Success through mediation
Ms. Ripley believes the key to negotiation and conflict resolution is mindset. High conflict closes the mind, creating an echo chamber which distorts reality. Successful dispute resolution requires an openness, and recognition that both people and disputes are complicated. Rarely is either side entirely right or entirely wrong. Deep listening and respectful vocabulary foster an atmosphere where differences can be discussed. There is strength, not weakness in listening, and in seeking to understand the other side's position.
Practitioners can add to the mediation process by recognizing that mediation negotiation is not a zero-sum gain proposition. There is no winner, and no loser. Genuine curiosity is not only strategically smart, but helps an attorney learn the merits of the other side's case, and helps counsel and parties involved recognize and anticipate how to address the weaknesses in their case.
Personal takeaways from Amanda Ripley's book
Because it offers expeditious, cost-effective resolution, Alternative Dispute Resolution (ADR) has quickly become a parallel court system. This trend has accelerated with the COVID pandemic, since trials are still rare, and ADR is virtually the only way to resolve cases.
In my career, I have served as a prosecutor, defense attorney, plaintiff attorney, and Judge. Like Gary Friedman, I meditate each morning, which allows me to approach each mediation with a clear, open, non-judgmental mind that helps me to listen, think more creatively, and be more effective as a Mediator.
I also handle mediations a little differently than many hearing officers. I believe that establishing trust, combined with deep listening, is the key to fostering healthy conflict. My usual practice is to have a confidential conversation with each side in the first round of breakout room caucusing. In that initial conversation, I stress trust, and ask the attorney to give me an approximate idea of their settlement goal. Most attorneys are forthright, and appreciative. I then have the same conversation in private with the other side. This practice avoids stratospheric demands and lowball offers, which create an immediate adversarial atmosphere. It avoids the typical “ping pong mediation” in which both sides move in predictable, small increments, which can sometimes be counterproductive.
Most importantly, establishing trust moves away from being adversarial, and instead focuses on the goal, with each side seeing that I am working to get the case settled in a way that works for them.
I spoke with Amanda Ripley about effectively mediating cases.
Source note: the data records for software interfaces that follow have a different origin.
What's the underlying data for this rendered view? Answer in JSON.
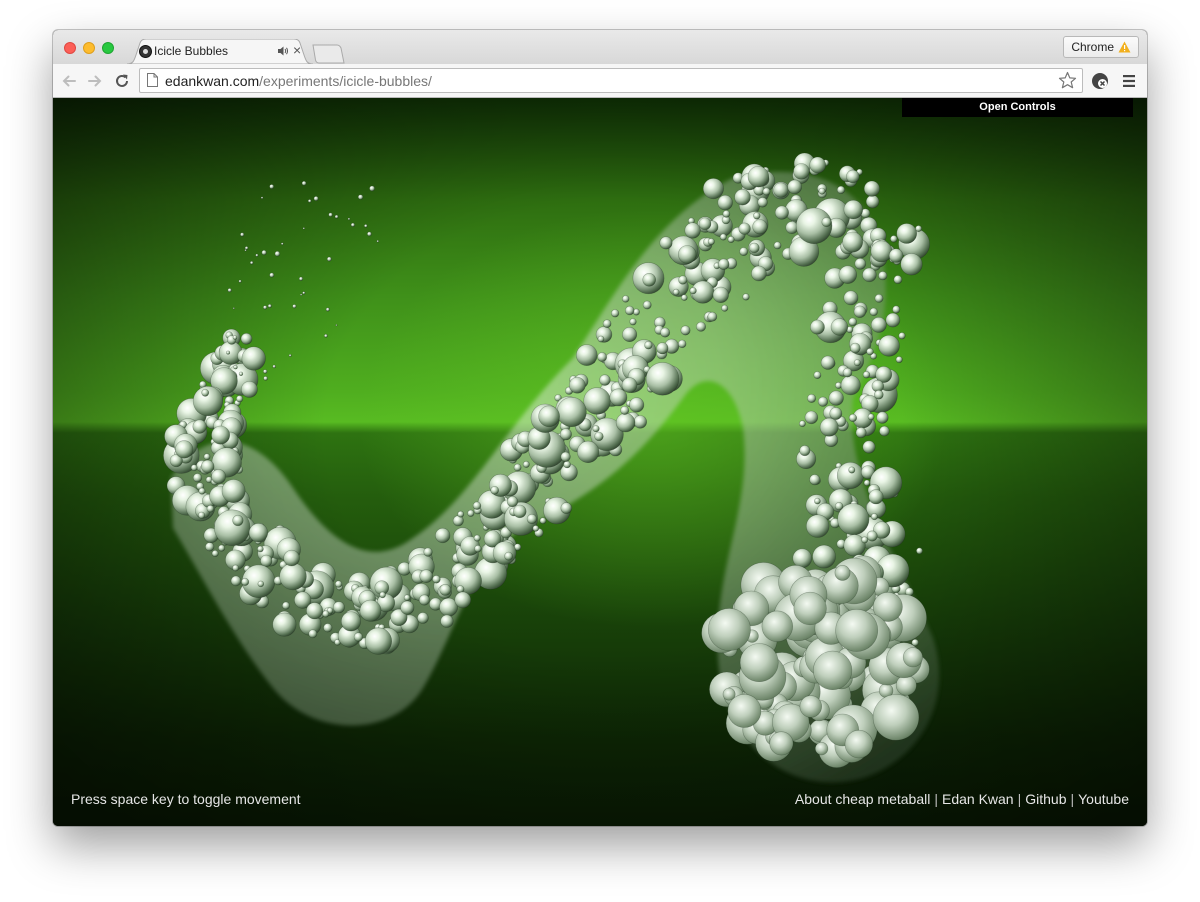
{
  "browser": {
    "tab": {
      "title": "Icicle Bubbles",
      "close_glyph": "×"
    },
    "badge": {
      "label": "Chrome"
    },
    "address": {
      "host": "edankwan.com",
      "path": "/experiments/icicle-bubbles/"
    }
  },
  "page": {
    "controls_label": "Open Controls",
    "hint": "Press space key to toggle movement",
    "footer": {
      "links": [
        "About cheap metaball",
        "Edan Kwan",
        "Github",
        "Youtube"
      ],
      "separator": "|"
    },
    "colors": {
      "background_green": "#4fad1f",
      "controls_bg": "#000000"
    }
  },
  "icons": {
    "traffic_lights": [
      "close-dot",
      "minimize-dot",
      "maximize-dot"
    ],
    "toolbar": [
      "back-arrow-icon",
      "forward-arrow-icon",
      "reload-icon",
      "page-icon",
      "bookmark-star-icon",
      "extension-icon",
      "menu-icon"
    ],
    "tab": [
      "favicon",
      "speaker-icon"
    ],
    "badge": "warning-icon"
  }
}
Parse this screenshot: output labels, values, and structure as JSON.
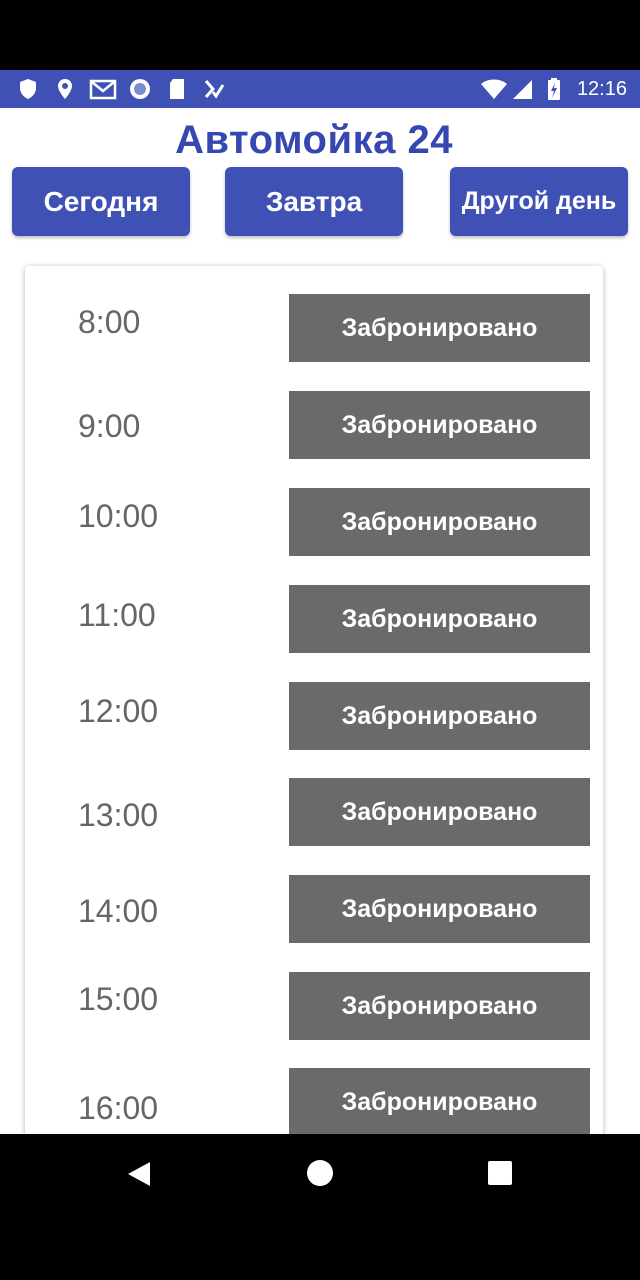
{
  "status_bar": {
    "time": "12:16",
    "left_icons": [
      "shield-icon",
      "location-pin-icon",
      "gmail-icon",
      "circle-app-icon",
      "sd-card-icon",
      "task-check-icon"
    ],
    "right_icons": [
      "wifi-icon",
      "signal-icon",
      "battery-charging-icon"
    ],
    "background": "#3f51b5"
  },
  "app": {
    "title": "Автомойка 24",
    "title_color": "#3547b0",
    "accent": "#3f51b5"
  },
  "day_buttons": [
    {
      "label": "Сегодня"
    },
    {
      "label": "Завтра"
    },
    {
      "label": "Другой день"
    }
  ],
  "slots": [
    {
      "time": "8:00",
      "status": "Забронировано"
    },
    {
      "time": "9:00",
      "status": "Забронировано"
    },
    {
      "time": "10:00",
      "status": "Забронировано"
    },
    {
      "time": "11:00",
      "status": "Забронировано"
    },
    {
      "time": "12:00",
      "status": "Забронировано"
    },
    {
      "time": "13:00",
      "status": "Забронировано"
    },
    {
      "time": "14:00",
      "status": "Забронировано"
    },
    {
      "time": "15:00",
      "status": "Забронировано"
    },
    {
      "time": "16:00",
      "status": "Забронировано"
    }
  ],
  "slot_button_color": "#6b6969",
  "nav_bar": {
    "icons": [
      "back-icon",
      "home-icon",
      "recent-apps-icon"
    ]
  }
}
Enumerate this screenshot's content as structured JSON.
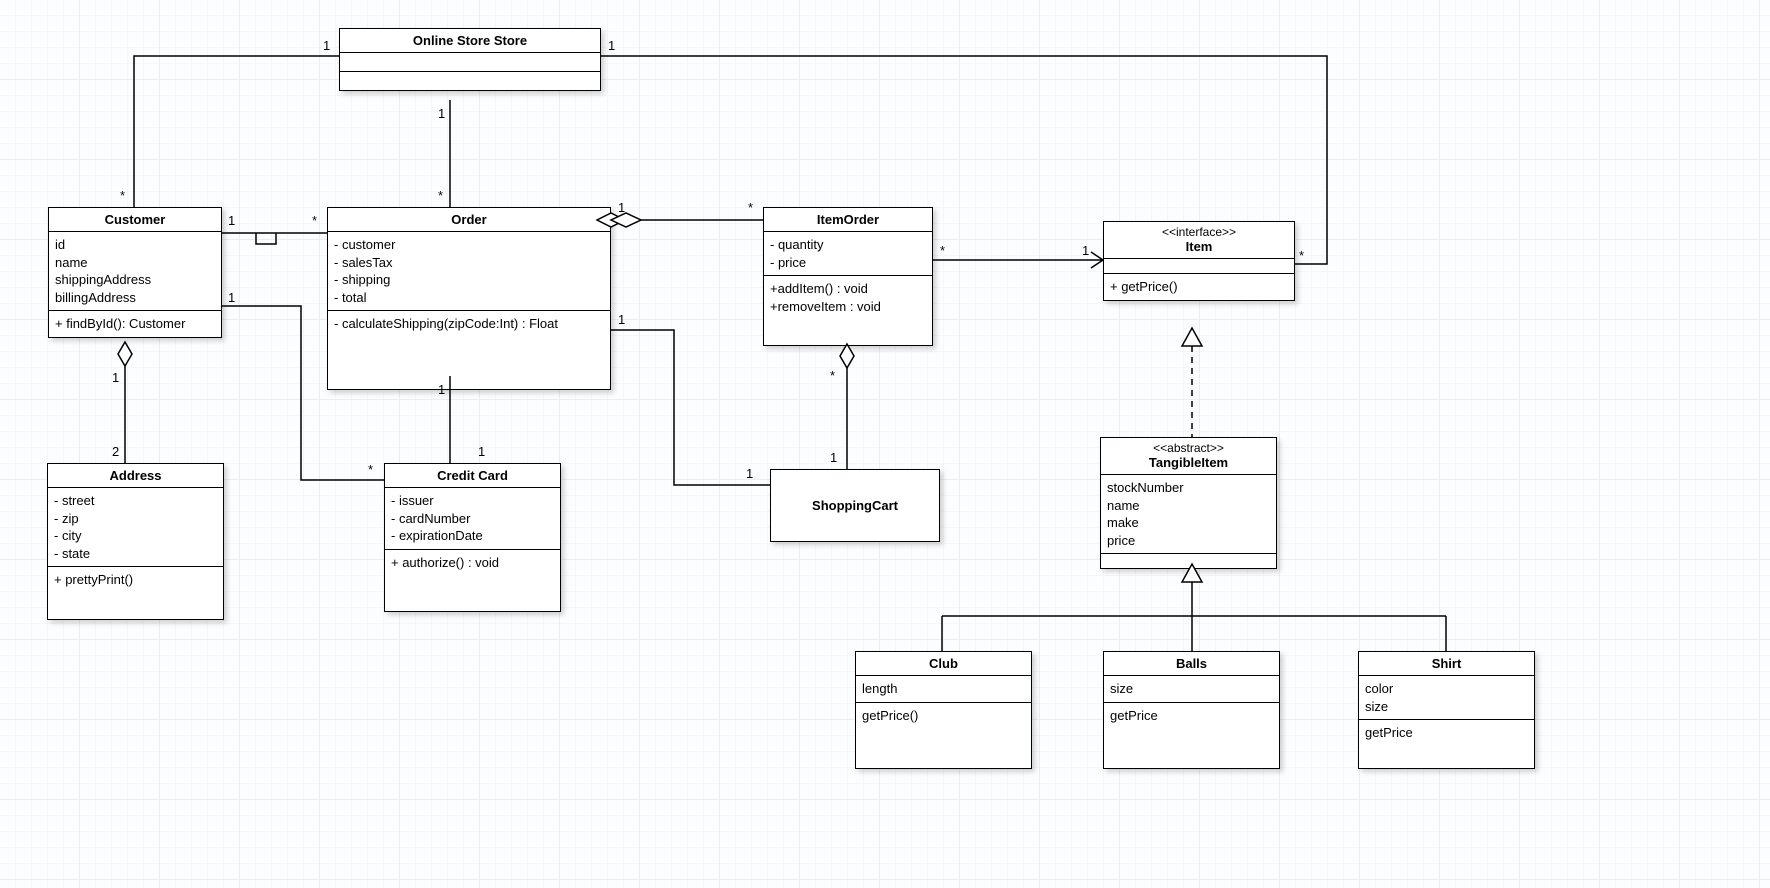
{
  "classes": {
    "store": {
      "title": "Online Store Store"
    },
    "customer": {
      "title": "Customer",
      "attrs": [
        "id",
        "name",
        "shippingAddress",
        "billingAddress"
      ],
      "ops": [
        "+ findById(): Customer"
      ]
    },
    "order": {
      "title": "Order",
      "attrs": [
        "- customer",
        "- salesTax",
        "- shipping",
        "- total"
      ],
      "ops": [
        "- calculateShipping(zipCode:Int) : Float"
      ]
    },
    "itemOrder": {
      "title": "ItemOrder",
      "attrs": [
        "- quantity",
        "- price"
      ],
      "ops": [
        "+addItem() : void",
        "+removeItem : void"
      ]
    },
    "item": {
      "stereo": "<<interface>>",
      "title": "Item",
      "ops": [
        "+ getPrice()"
      ]
    },
    "address": {
      "title": "Address",
      "attrs": [
        "- street",
        "- zip",
        "- city",
        "- state"
      ],
      "ops": [
        "+ prettyPrint()"
      ]
    },
    "credit": {
      "title": "Credit Card",
      "attrs": [
        "- issuer",
        "- cardNumber",
        "- expirationDate"
      ],
      "ops": [
        "+ authorize() : void"
      ]
    },
    "cart": {
      "title": "ShoppingCart"
    },
    "tangible": {
      "stereo": "<<abstract>>",
      "title": "TangibleItem",
      "attrs": [
        "stockNumber",
        "name",
        "make",
        "price"
      ]
    },
    "club": {
      "title": "Club",
      "attrs": [
        "length"
      ],
      "ops": [
        "getPrice()"
      ]
    },
    "balls": {
      "title": "Balls",
      "attrs": [
        "size"
      ],
      "ops": [
        "getPrice"
      ]
    },
    "shirt": {
      "title": "Shirt",
      "attrs": [
        "color",
        "size"
      ],
      "ops": [
        "getPrice"
      ]
    }
  },
  "mult": {
    "store_cust_store": "1",
    "store_cust_cust": "*",
    "store_order_store": "1",
    "store_order_order": "*",
    "store_item_store": "1",
    "store_item_item": "*",
    "cust_order_cust": "1",
    "cust_order_order": "*",
    "cust_addr_cust": "1",
    "cust_addr_addr": "2",
    "cust_cc_cust": "1",
    "cust_cc_cc": "*",
    "order_cc_order": "1",
    "order_cc_cc": "1",
    "order_item_order": "1",
    "order_item_item": "*",
    "order_cart_order": "1",
    "order_cart_cart": "1",
    "itemOrder_item_i": "*",
    "itemOrder_item_it": "1",
    "itemOrder_cart_i": "*",
    "itemOrder_cart_c": "1"
  }
}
Ripley suggested asking each side “what do you want the other side to know, that they don't understand?” In our conversation, Ripley also stressed the importance of respectful vocabulary and dialogue. She recognizes that healthy conflict will, more often than not, achieve a mutually agreeable resolution, while high conflict will always be counterproductive and result in further conflict.
At its best, mediation allows the parties to be heard in a far less adversarial atmosphere, allowing for off-the-record candor. Importantly, mediation allows the parties to craft a settlement, rather than leaving their fate to the uncertainty of a jury verdict. For me, the most satisfying part of settling a case as a Mediator is that, not only is the conflict resolved, but both sides win.
High Conflict: Why We Get Trapped and How We Get Out is recommended reading, both for improving your mediation skills, and for better understanding our country's metastasizing polarization.
Check out the first article in my “Elevating Your ADR Game – Useful Insights and Perspectives” series, Never Split the Difference: Negotiating As if Your Life Depended on It.
Reprinted with permission from the March 15, 2021 issue of The New York Law Journal © 2022 ALM Media Properties, LLC. Further duplication without permission is prohibited. All rights reserved.